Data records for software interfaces
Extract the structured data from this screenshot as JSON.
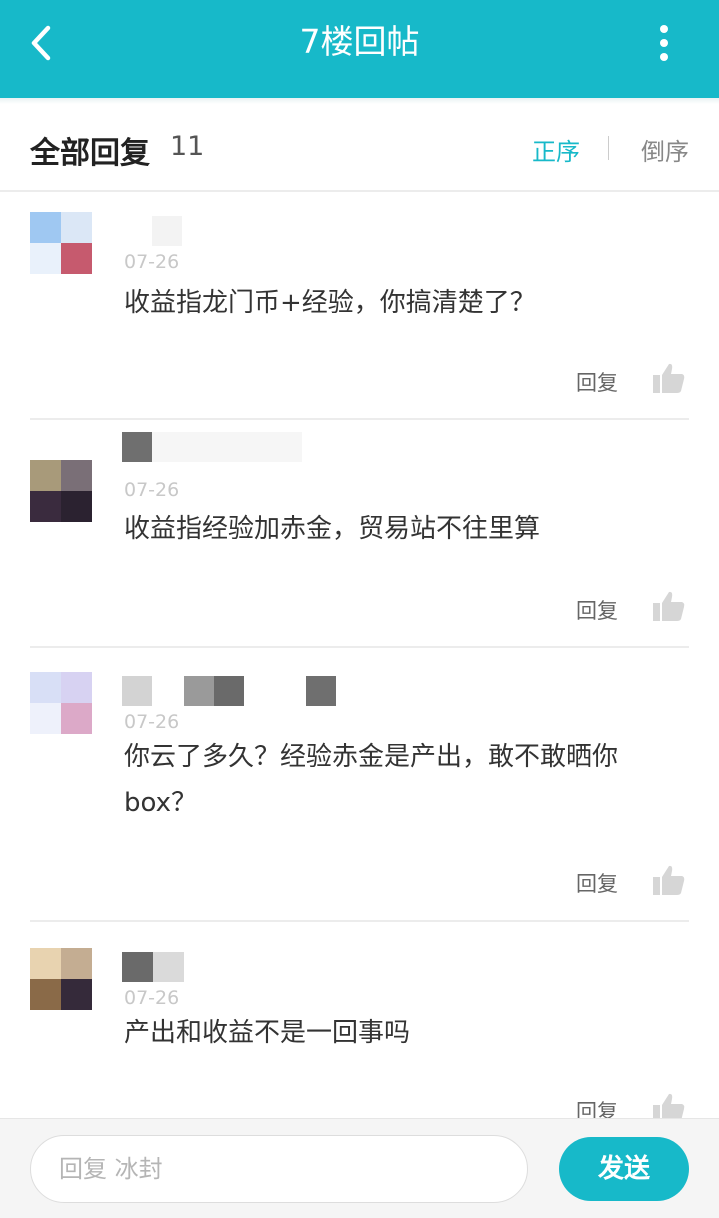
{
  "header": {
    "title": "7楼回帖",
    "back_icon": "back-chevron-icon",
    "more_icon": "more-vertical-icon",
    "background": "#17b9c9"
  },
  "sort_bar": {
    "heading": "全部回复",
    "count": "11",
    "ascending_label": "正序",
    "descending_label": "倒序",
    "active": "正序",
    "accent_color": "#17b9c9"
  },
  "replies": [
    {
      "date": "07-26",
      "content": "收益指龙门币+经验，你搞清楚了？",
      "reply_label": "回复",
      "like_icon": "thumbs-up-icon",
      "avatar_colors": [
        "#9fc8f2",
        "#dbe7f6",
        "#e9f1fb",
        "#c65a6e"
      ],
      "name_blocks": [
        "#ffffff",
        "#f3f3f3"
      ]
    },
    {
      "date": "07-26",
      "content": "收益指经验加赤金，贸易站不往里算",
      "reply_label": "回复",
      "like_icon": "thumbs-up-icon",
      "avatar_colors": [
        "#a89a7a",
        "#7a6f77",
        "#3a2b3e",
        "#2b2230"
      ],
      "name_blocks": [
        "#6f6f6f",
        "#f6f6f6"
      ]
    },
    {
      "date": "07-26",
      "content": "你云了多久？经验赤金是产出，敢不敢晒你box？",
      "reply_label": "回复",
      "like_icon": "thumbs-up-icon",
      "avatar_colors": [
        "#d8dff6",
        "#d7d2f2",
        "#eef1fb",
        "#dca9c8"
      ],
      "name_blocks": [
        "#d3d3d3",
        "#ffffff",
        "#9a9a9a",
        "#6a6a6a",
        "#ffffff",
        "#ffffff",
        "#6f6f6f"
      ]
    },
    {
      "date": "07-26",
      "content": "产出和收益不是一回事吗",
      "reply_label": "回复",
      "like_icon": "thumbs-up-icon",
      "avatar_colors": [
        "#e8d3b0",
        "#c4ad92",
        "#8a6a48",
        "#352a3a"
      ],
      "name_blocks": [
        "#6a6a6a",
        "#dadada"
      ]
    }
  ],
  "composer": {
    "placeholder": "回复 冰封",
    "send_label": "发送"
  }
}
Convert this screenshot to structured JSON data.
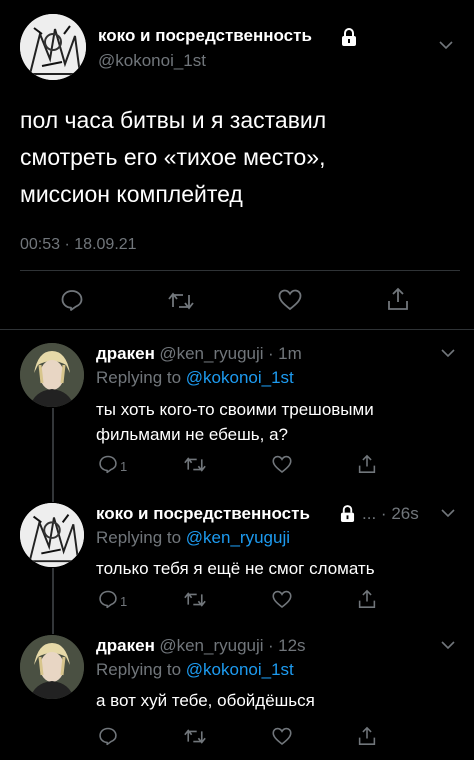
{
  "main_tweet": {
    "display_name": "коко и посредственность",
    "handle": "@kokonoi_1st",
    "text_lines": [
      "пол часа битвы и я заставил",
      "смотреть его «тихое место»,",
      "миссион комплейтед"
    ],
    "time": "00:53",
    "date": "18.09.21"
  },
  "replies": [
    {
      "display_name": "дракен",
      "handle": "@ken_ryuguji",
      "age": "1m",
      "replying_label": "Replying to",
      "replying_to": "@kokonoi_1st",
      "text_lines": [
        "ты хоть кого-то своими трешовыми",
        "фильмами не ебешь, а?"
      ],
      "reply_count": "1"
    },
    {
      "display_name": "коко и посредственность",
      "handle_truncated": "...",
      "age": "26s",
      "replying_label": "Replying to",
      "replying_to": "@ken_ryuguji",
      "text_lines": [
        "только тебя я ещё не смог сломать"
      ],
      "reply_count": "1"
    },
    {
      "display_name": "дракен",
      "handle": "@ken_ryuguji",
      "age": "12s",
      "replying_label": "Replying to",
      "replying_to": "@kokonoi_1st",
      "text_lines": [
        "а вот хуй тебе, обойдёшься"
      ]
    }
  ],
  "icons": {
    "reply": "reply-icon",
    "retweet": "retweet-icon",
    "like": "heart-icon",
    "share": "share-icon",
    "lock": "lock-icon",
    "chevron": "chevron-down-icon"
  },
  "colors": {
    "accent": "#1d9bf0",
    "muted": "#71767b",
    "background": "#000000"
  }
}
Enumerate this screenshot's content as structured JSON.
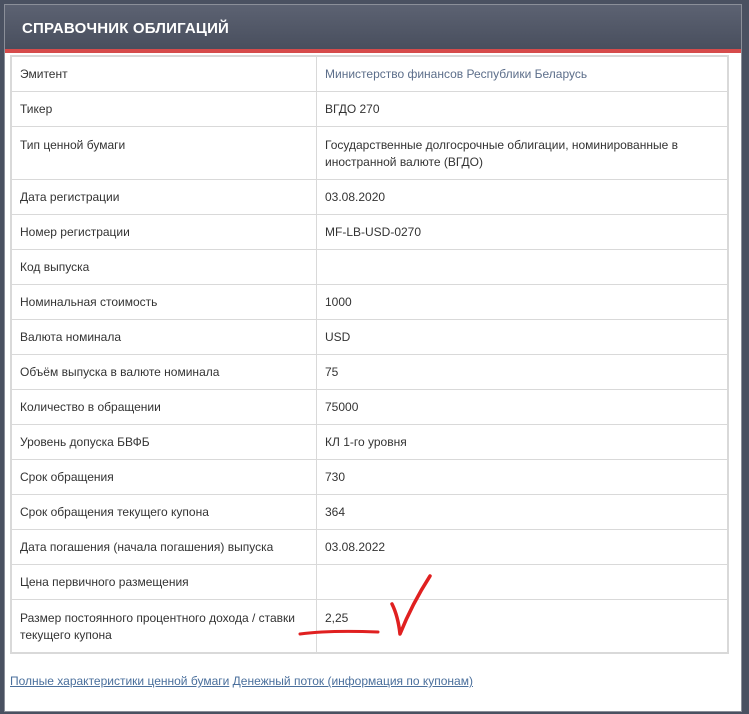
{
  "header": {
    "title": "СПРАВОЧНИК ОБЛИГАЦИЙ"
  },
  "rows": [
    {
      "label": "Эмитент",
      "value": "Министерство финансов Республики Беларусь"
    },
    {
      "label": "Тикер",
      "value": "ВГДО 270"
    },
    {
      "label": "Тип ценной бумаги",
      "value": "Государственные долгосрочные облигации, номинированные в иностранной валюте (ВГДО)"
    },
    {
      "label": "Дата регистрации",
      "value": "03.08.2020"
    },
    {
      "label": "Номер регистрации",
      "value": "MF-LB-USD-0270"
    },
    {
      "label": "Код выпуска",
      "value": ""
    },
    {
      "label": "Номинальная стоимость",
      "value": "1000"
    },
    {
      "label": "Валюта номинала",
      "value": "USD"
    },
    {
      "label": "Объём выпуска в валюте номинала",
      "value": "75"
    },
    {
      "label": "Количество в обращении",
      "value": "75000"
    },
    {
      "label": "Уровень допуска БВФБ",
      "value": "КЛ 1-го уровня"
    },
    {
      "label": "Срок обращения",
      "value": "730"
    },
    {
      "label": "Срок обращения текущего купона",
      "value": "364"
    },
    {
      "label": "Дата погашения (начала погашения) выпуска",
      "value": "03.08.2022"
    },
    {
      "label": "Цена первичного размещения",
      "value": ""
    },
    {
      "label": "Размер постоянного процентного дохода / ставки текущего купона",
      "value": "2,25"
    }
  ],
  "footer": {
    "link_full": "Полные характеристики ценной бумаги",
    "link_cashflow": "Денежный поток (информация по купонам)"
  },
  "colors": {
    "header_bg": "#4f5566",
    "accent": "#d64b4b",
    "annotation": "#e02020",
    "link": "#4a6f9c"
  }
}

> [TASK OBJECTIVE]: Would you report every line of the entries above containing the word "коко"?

> [WRITTEN RESPONSE]:
    "display_name": "коко и посредственность",
      "display_name": "коко и посредственность",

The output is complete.